Uncertainties, doubts and contradictions in dealing with sources are not uncommon in the humanities and especially in the field of history, and established methods exist for this purpose in classical analog work. The situation is different when ambiguous findings are to be represented and processed with digital methods, especially when widely available standard software is used. This can be illustrated with a very simple example: a program for managing personal data typically expects a unique year of birth, while the available source base may only allow for a possible birth period.

Similarly, digital methods can also suggest a false sense of security. For example, digital methods for creating 2D/3D maps and models are now widely used in the humanities. However, these methods have inherent ambiguities that are often neglected: in addition to physical limitations in their resolution and accuracy, there are also possible structural errors under certain conditions, e.g. in texture-poor areas or in repetitive structures. Yet, the very concreteness of the presentation obscures these problems even more deeply for most users.

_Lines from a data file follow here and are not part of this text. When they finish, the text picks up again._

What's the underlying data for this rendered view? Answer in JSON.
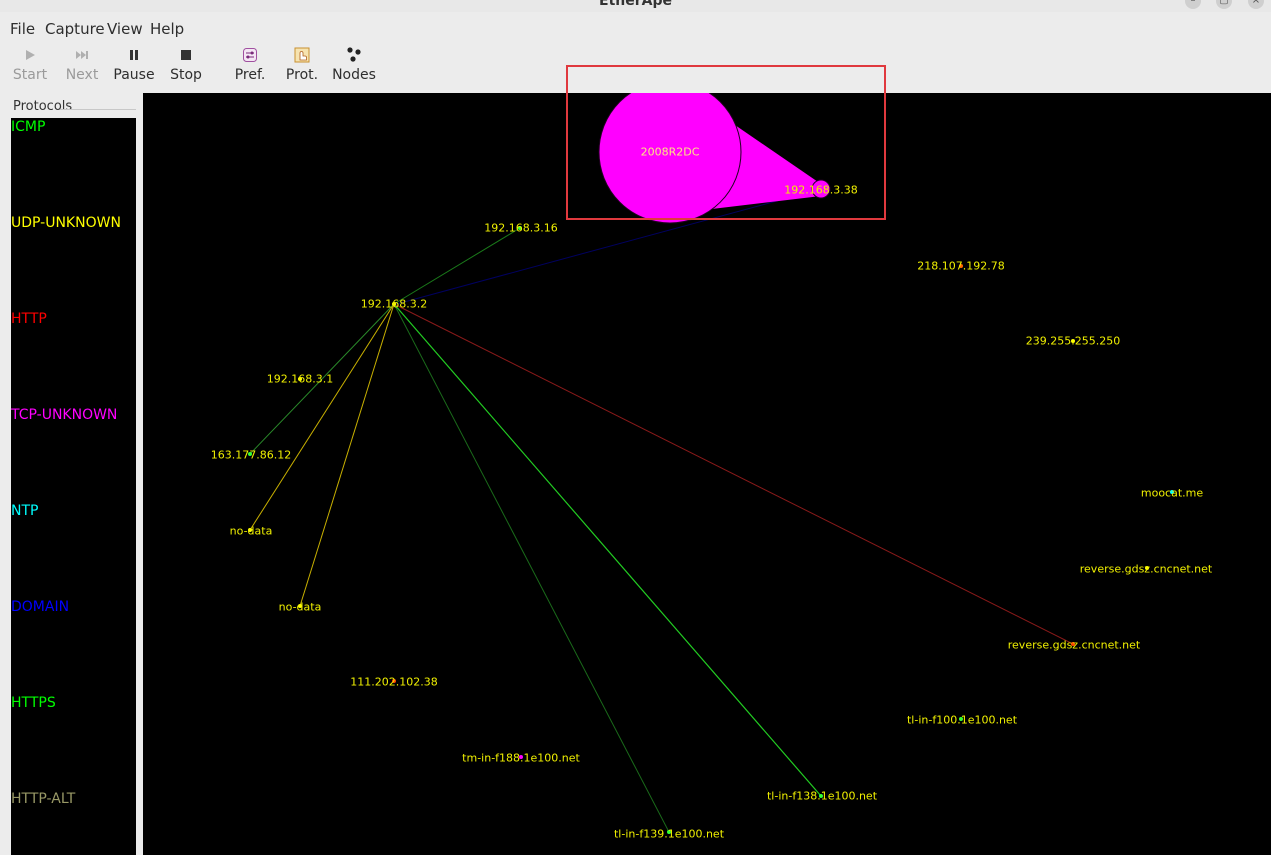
{
  "window": {
    "title": "EtherApe"
  },
  "menu": [
    "File",
    "Capture",
    "View",
    "Help"
  ],
  "toolbar": {
    "start": "Start",
    "next": "Next",
    "pause": "Pause",
    "stop": "Stop",
    "pref": "Pref.",
    "prot": "Prot.",
    "nodes": "Nodes"
  },
  "protocols": {
    "title": "Protocols",
    "items": [
      {
        "name": "ICMP",
        "color": "#00ff00"
      },
      {
        "name": "UDP-UNKNOWN",
        "color": "#ffff00"
      },
      {
        "name": "HTTP",
        "color": "#ff0000"
      },
      {
        "name": "TCP-UNKNOWN",
        "color": "#ff00ff"
      },
      {
        "name": "NTP",
        "color": "#00ffff"
      },
      {
        "name": "DOMAIN",
        "color": "#0000ff"
      },
      {
        "name": "HTTPS",
        "color": "#00ff00"
      },
      {
        "name": "HTTP-ALT",
        "color": "#999966"
      }
    ]
  },
  "nodes": {
    "dc": "2008R2DC",
    "n38": "192.168.3.38",
    "n16": "192.168.3.16",
    "n218": "218.107.192.78",
    "n2": "192.168.3.2",
    "n239": "239.255.255.250",
    "n1": "192.168.3.1",
    "n163": "163.177.86.12",
    "moocat": "moocat.me",
    "nodata1": "no-data",
    "rev1": "reverse.gdsz.cncnet.net",
    "nodata2": "no-data",
    "rev2": "reverse.gdsz.cncnet.net",
    "n111": "111.202.102.38",
    "tl100": "tl-in-f100.1e100.net",
    "tm188": "tm-in-f188.1e100.net",
    "tl138": "tl-in-f138.1e100.net",
    "tl139": "tl-in-f139.1e100.net"
  }
}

The development of the proposed module can profit from the already existing cooperation between the fields of history and robotics at Jacobs in the project “3D Digitalization of the Memorial U-boot Bunker Valentin by air, ground and underwater robots (Valentin-3D)“, as it can build on the data collected by the project. The students enrolled in the module will have the opportunity to work with this data, and, by employing problem-based learning, can acquire both the content and analytic skills required when having to deal with contingencies in the digitalization of the remnants of the giant Nazi-built submarine bunker Valentin in Bremen-Farge.


The project was financed by the Jacobs Foundation within the B3 – Bildung Beyond Boundaries framework. The project PIs are Andreas Birk from Constructor Robotics and Julia Timpe from Contemporary History at Constructor University. Frederike Buda contributed as researcher with an interdisciplinary background in history and digital humanities substantially to the project.